Thinking back to my dad’s pronouncement, on seeing Prince on the telly, that ‘it looks like a woman’. (Yeah, just like a woman with his super groomed micro beard and moustache). And his further reaction to seeing the pop video for Eurythmics ‘Sweet Dreams’, and asking, “what is that?”, referring delicately to Annie Lennox, with her gender stereotype-challenging shaved head and masculine suit, I think my mum was wise to wave us out of the house.
Prince Fan didn’t last long, as his cool sadly didn’t outweigh my embarrassment of him blindly stumbling around the record department of WHSmiths, after he broke his glasses. And that’s where I left him, and last saw him, with a 7-inch Adam Ant vinyl, squished up against his nose to see the price.
Then there was the ambition-less ex-husband.
Nice enough, pleasant and funny, with not an ounce of get-up-and-go (but the air and pretence of quite the opposite), that my mum could detect at a hundred paces. My dad loved him.
For almost nine years, this relationship choice was accepted and embraced by my family, despite the feeling that it would all end in tears. Because that’s what you do, support your kids choices and let them make their own mistakes. Even if it kills you.
Although we were no longer dating, Alcoholic Adam, tried to engage my mum in a conversation about cricket while bumming a fag, outside a jazz gig I was running. She returned inside the restaurant to state, “he’s an idiot.” She wasn’t wrong.
And that is just the tip of the very, very large iceberg, the ones they did meet. Can you imagine the ones that never even made it across the threshold?
Case in point: the AWOL, (who technically, I’m still dating.
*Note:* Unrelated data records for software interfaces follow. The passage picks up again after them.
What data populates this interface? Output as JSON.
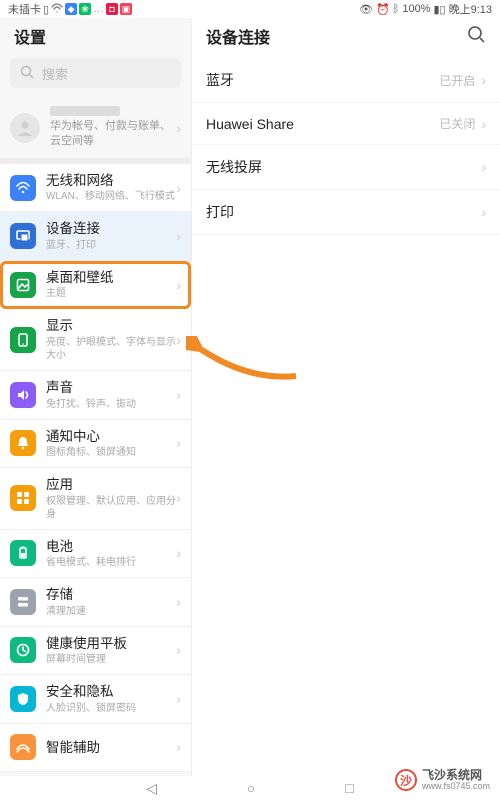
{
  "status": {
    "left_text": "未插卡",
    "battery": "100%",
    "time": "晚上9:13"
  },
  "left_pane": {
    "title": "设置",
    "search_placeholder": "搜索",
    "account_sub": "华为帐号、付款与账单、云空间等",
    "items": [
      {
        "title": "无线和网络",
        "sub": "WLAN、移动网络、飞行模式",
        "icon_bg": "#3b82f6",
        "icon": "wifi",
        "selected": false
      },
      {
        "title": "设备连接",
        "sub": "蓝牙、打印",
        "icon_bg": "#2f6fd6",
        "icon": "device",
        "selected": true
      },
      {
        "title": "桌面和壁纸",
        "sub": "主题",
        "icon_bg": "#16a34a",
        "icon": "wallpaper",
        "highlight": true
      },
      {
        "title": "显示",
        "sub": "亮度、护眼模式、字体与显示大小",
        "icon_bg": "#16a34a",
        "icon": "display"
      },
      {
        "title": "声音",
        "sub": "免打扰、铃声、振动",
        "icon_bg": "#8b5cf6",
        "icon": "sound"
      },
      {
        "title": "通知中心",
        "sub": "图标角标、锁屏通知",
        "icon_bg": "#f59e0b",
        "icon": "notify"
      },
      {
        "title": "应用",
        "sub": "权限管理、默认应用、应用分身",
        "icon_bg": "#f59e0b",
        "icon": "apps"
      },
      {
        "title": "电池",
        "sub": "省电模式、耗电排行",
        "icon_bg": "#10b981",
        "icon": "battery"
      },
      {
        "title": "存储",
        "sub": "清理加速",
        "icon_bg": "#9ca3af",
        "icon": "storage"
      },
      {
        "title": "健康使用平板",
        "sub": "屏幕时间管理",
        "icon_bg": "#10b981",
        "icon": "health"
      },
      {
        "title": "安全和隐私",
        "sub": "人脸识别、锁屏密码",
        "icon_bg": "#06b6d4",
        "icon": "security"
      },
      {
        "title": "智能辅助",
        "sub": "",
        "icon_bg": "#fb923c",
        "icon": "assist"
      }
    ]
  },
  "right_pane": {
    "title": "设备连接",
    "items": [
      {
        "label": "蓝牙",
        "value": "已开启"
      },
      {
        "label": "Huawei Share",
        "value": "已关闭"
      },
      {
        "label": "无线投屏",
        "value": ""
      },
      {
        "label": "打印",
        "value": ""
      }
    ]
  },
  "watermark": {
    "brand": "飞沙系统网",
    "url": "www.fs0745.com"
  }
}
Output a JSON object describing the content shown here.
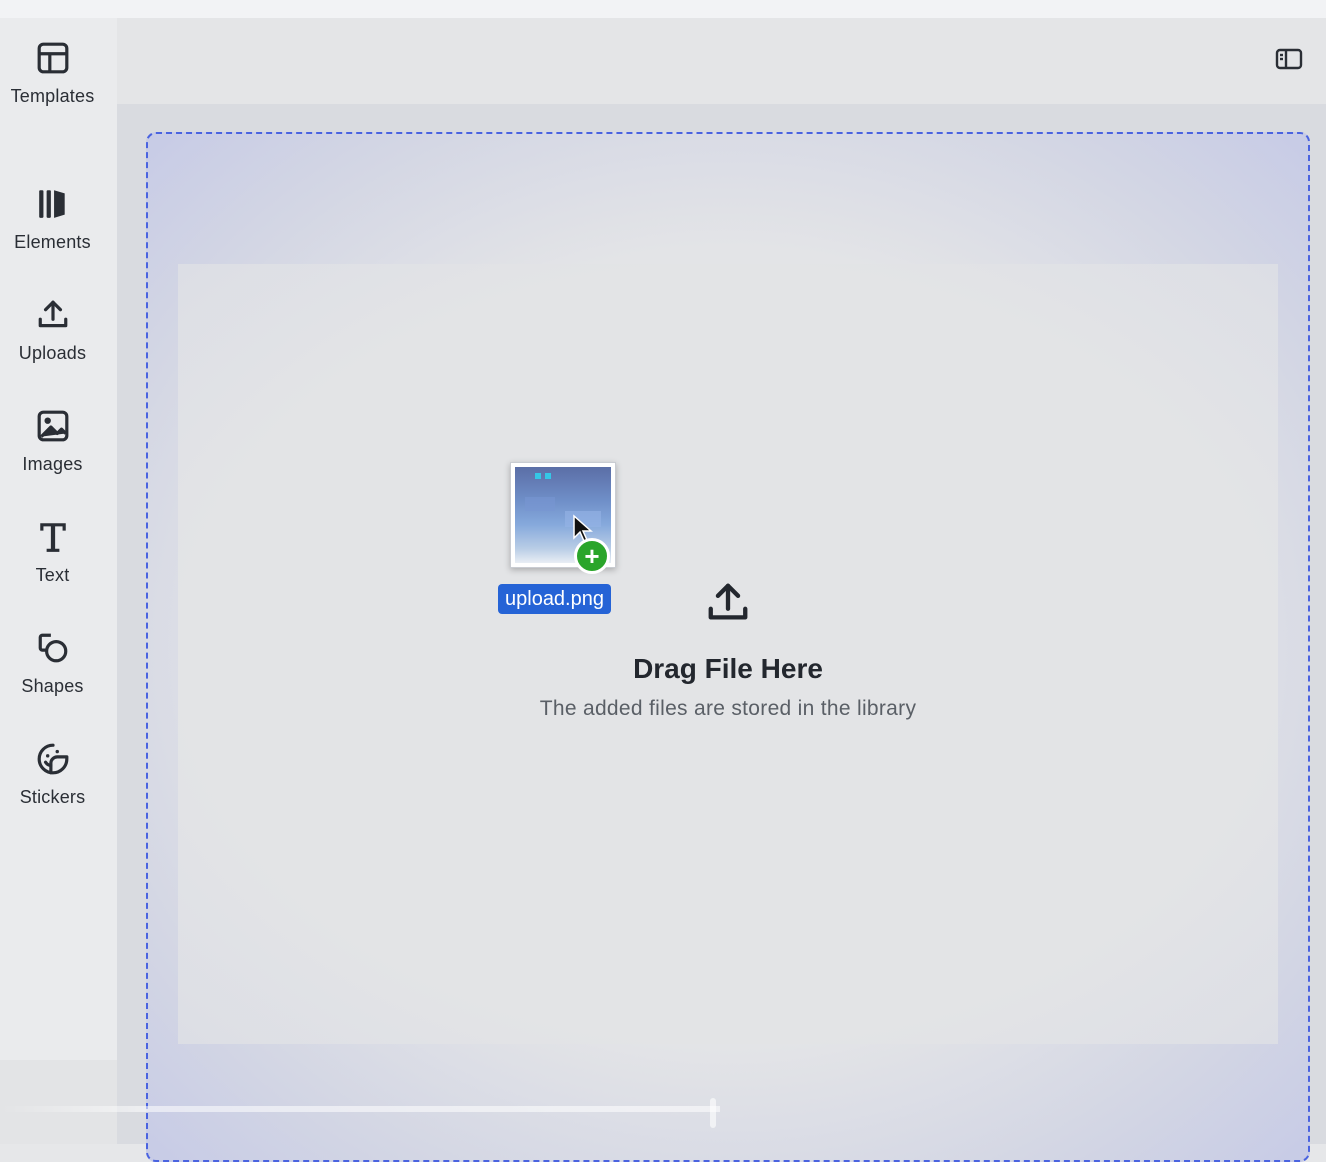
{
  "sidebar": {
    "items": [
      {
        "label": "Templates",
        "icon": "templates-icon"
      },
      {
        "label": "Elements",
        "icon": "elements-icon"
      },
      {
        "label": "Uploads",
        "icon": "upload-icon"
      },
      {
        "label": "Images",
        "icon": "image-icon"
      },
      {
        "label": "Text",
        "icon": "text-icon"
      },
      {
        "label": "Shapes",
        "icon": "shapes-icon"
      },
      {
        "label": "Stickers",
        "icon": "sticker-icon"
      }
    ]
  },
  "header": {
    "panel_toggle_icon": "sidebar-panel-icon"
  },
  "dropzone": {
    "icon": "upload-icon",
    "title": "Drag File Here",
    "subtitle": "The added files are stored in the library"
  },
  "drag_file": {
    "name": "upload.png",
    "badge_symbol": "+",
    "badge_color": "#2aa52a",
    "label_color": "#2563d6"
  },
  "colors": {
    "dropzone_border": "#4a63e0",
    "background": "#e6e7e9"
  }
}
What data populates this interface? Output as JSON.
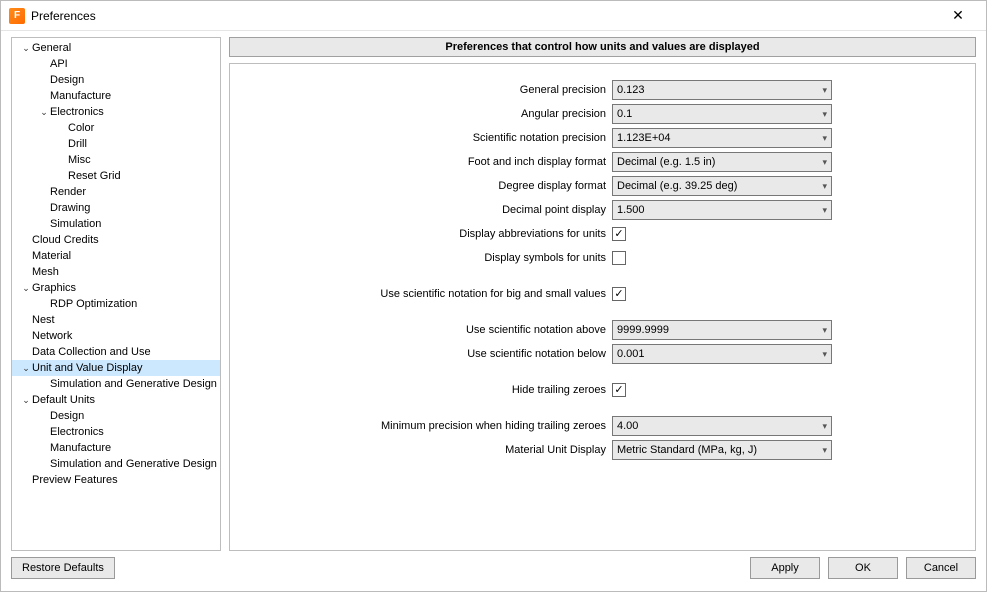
{
  "window": {
    "title": "Preferences"
  },
  "panel": {
    "header": "Preferences that control how units and values are displayed"
  },
  "tree": [
    {
      "l": "General",
      "d": 0,
      "exp": true
    },
    {
      "l": "API",
      "d": 1
    },
    {
      "l": "Design",
      "d": 1
    },
    {
      "l": "Manufacture",
      "d": 1
    },
    {
      "l": "Electronics",
      "d": 1,
      "exp": true
    },
    {
      "l": "Color",
      "d": 2
    },
    {
      "l": "Drill",
      "d": 2
    },
    {
      "l": "Misc",
      "d": 2
    },
    {
      "l": "Reset Grid",
      "d": 2
    },
    {
      "l": "Render",
      "d": 1
    },
    {
      "l": "Drawing",
      "d": 1
    },
    {
      "l": "Simulation",
      "d": 1
    },
    {
      "l": "Cloud Credits",
      "d": 0
    },
    {
      "l": "Material",
      "d": 0
    },
    {
      "l": "Mesh",
      "d": 0
    },
    {
      "l": "Graphics",
      "d": 0,
      "exp": true
    },
    {
      "l": "RDP Optimization",
      "d": 1
    },
    {
      "l": "Nest",
      "d": 0
    },
    {
      "l": "Network",
      "d": 0
    },
    {
      "l": "Data Collection and Use",
      "d": 0
    },
    {
      "l": "Unit and Value Display",
      "d": 0,
      "exp": true,
      "sel": true
    },
    {
      "l": "Simulation and Generative Design",
      "d": 1
    },
    {
      "l": "Default Units",
      "d": 0,
      "exp": true
    },
    {
      "l": "Design",
      "d": 1
    },
    {
      "l": "Electronics",
      "d": 1
    },
    {
      "l": "Manufacture",
      "d": 1
    },
    {
      "l": "Simulation and Generative Design",
      "d": 1
    },
    {
      "l": "Preview Features",
      "d": 0
    }
  ],
  "form": {
    "general_precision": {
      "label": "General precision",
      "value": "0.123"
    },
    "angular_precision": {
      "label": "Angular precision",
      "value": "0.1"
    },
    "scientific_precision": {
      "label": "Scientific notation precision",
      "value": "1.123E+04"
    },
    "foot_inch": {
      "label": "Foot and inch display format",
      "value": "Decimal (e.g. 1.5 in)"
    },
    "degree_format": {
      "label": "Degree display format",
      "value": "Decimal (e.g. 39.25 deg)"
    },
    "decimal_point": {
      "label": "Decimal point display",
      "value": "1.500"
    },
    "abbrev": {
      "label": "Display abbreviations for units",
      "checked": true
    },
    "symbols": {
      "label": "Display symbols for units",
      "checked": false
    },
    "sci_big_small": {
      "label": "Use scientific notation for big and small values",
      "checked": true
    },
    "sci_above": {
      "label": "Use scientific notation above",
      "value": "9999.9999"
    },
    "sci_below": {
      "label": "Use scientific notation below",
      "value": "0.001"
    },
    "hide_zero": {
      "label": "Hide trailing zeroes",
      "checked": true
    },
    "min_prec": {
      "label": "Minimum precision when hiding trailing zeroes",
      "value": "4.00"
    },
    "material_unit": {
      "label": "Material Unit Display",
      "value": "Metric Standard (MPa, kg, J)"
    }
  },
  "buttons": {
    "restore": "Restore Defaults",
    "apply": "Apply",
    "ok": "OK",
    "cancel": "Cancel"
  }
}
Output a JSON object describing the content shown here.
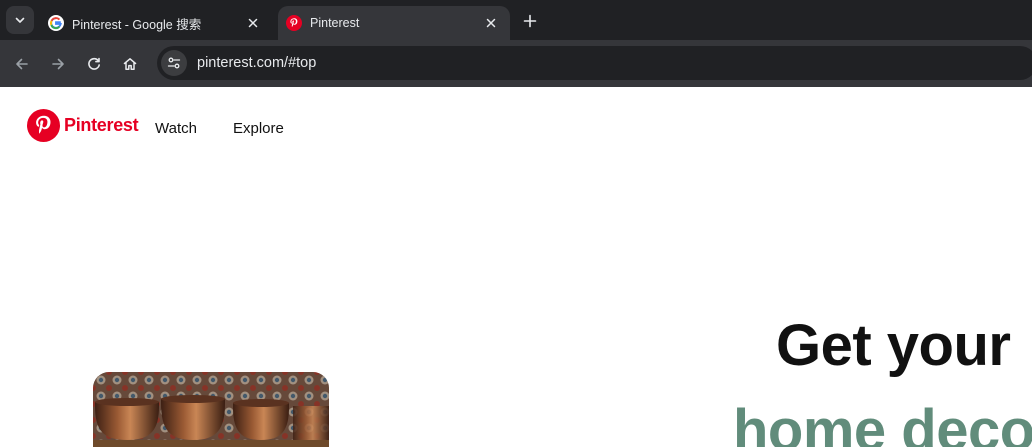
{
  "browser": {
    "tabs": [
      {
        "title": "Pinterest - Google 搜索",
        "favicon": "google-favicon",
        "active": false
      },
      {
        "title": "Pinterest",
        "favicon": "pinterest-favicon",
        "active": true
      }
    ],
    "url": "pinterest.com/#top"
  },
  "header": {
    "logo_text": "Pinterest",
    "nav": {
      "watch": "Watch",
      "explore": "Explore"
    }
  },
  "hero": {
    "line1": "Get your ",
    "line2": "home deco"
  },
  "colors": {
    "brand_red": "#e60023",
    "hero_accent": "#618c7b",
    "chrome_dark": "#202124",
    "chrome_mid": "#35363a"
  }
}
Sincé 2001), the drug-running meat head, and Belfast Boy who (seriously) offered to burn down a professional bully’s business and dropped c*@t, every other word. Even when say, describing the delicate beauty of a butterfly’s wings.
I can’t imagine for one second, being able to mask my abject disappointment as well as my mum has all these years. Because we only want the best for our kids, and that stretches to partners too.
And that is my ‘reasons why I don’t have kids’ #40.